Even if you hate watching Harden, you can’t deny the talent.
Fear the Beard
James Harden's league-leading scoring average over the last six seasons -- 4.4 PPG higher than any other player.
Putting him alongside Walker and Tatum would make Boston one of the most dynamic offenses in the league and position the team to compete for a title for at least the remainder of Harden’s current deal. There’s defensive concerns and Ainge would be operating with a tight budget to fill out the roster but it’d be a fascinating mix to watch.
Celtics fans might be understandably conflicted.
Many basketball observers hate watching Harden’s ball-dominant ways and there’d be worry about how his arrival might stunt Tatum’s development. Harden's lack of championship hardware has delivered the knock that he is not a winning player, but the Golden State Warriors haven’t helped his cause.
The big concern for Boston would be shortening the overall span of the team’s title window.
With Tatum and Brown, that window is open for at least the duration of their rookie extensions. Adding Harden adds a layer of uncertainty to what happens at the end of his deal. Now, that’s somewhat offset by the fact that both both Walker and Harden come off the books after the 2022-23 season — those two players holding options for a combined $84.7 million that year — which could leave the Celtics as major players in free agency and able to restock around Tatum in the summer of 2023.
Given Boston’s repeated roster overhauls, it’s fair to wonder how Tatum would react to another one, especially one in which he’s back as co-pilot with Harden flying the plane. Winning has a way of getting everyone on board but it’s certainly a riskier path.

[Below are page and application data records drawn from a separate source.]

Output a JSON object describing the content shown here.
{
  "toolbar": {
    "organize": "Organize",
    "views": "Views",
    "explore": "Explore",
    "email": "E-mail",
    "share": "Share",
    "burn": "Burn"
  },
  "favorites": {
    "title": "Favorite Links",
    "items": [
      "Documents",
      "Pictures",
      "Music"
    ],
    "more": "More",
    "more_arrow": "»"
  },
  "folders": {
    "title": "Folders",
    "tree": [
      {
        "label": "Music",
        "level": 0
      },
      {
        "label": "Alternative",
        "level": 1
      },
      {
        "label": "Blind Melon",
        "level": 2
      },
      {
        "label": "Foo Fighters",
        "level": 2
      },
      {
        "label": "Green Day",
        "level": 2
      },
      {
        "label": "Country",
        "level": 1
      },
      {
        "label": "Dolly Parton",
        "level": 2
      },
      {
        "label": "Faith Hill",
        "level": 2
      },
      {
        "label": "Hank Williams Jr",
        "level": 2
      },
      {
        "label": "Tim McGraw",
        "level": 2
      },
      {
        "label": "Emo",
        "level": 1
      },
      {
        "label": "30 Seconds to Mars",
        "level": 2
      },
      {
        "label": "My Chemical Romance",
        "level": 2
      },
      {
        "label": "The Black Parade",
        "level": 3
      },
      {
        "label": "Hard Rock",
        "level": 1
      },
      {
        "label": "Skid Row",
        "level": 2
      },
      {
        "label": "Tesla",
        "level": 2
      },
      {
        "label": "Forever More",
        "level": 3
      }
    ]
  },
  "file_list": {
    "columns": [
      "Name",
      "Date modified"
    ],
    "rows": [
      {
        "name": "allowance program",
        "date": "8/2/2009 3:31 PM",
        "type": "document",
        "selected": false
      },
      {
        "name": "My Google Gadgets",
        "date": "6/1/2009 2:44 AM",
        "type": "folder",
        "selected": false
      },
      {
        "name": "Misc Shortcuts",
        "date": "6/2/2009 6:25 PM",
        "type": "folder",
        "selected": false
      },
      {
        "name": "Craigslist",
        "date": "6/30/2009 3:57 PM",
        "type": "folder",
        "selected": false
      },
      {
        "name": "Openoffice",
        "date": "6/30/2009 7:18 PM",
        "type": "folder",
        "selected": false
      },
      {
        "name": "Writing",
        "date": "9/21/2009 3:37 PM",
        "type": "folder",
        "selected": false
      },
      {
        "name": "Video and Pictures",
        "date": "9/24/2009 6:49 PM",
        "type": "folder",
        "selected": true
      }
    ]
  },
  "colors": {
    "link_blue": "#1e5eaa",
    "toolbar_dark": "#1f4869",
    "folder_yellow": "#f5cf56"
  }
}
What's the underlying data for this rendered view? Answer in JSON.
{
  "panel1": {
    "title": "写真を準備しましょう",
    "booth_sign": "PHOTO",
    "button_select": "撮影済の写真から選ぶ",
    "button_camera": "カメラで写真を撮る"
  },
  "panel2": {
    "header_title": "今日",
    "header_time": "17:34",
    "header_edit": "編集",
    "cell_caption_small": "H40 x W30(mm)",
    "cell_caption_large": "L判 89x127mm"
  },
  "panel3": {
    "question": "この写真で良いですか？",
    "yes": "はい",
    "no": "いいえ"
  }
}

The Celtics went out of their way to rebuild a positive energy around the franchise last summer after the Kyrie Irving experiment.
All of which makes us think it’s an unlikely pursuit. But one the team has to at least kick around if the Rockets do open for bids.
And, hey, it’s silly season. This is what we do. We ponder one crazy rumor while waiting for the next one to bubble up.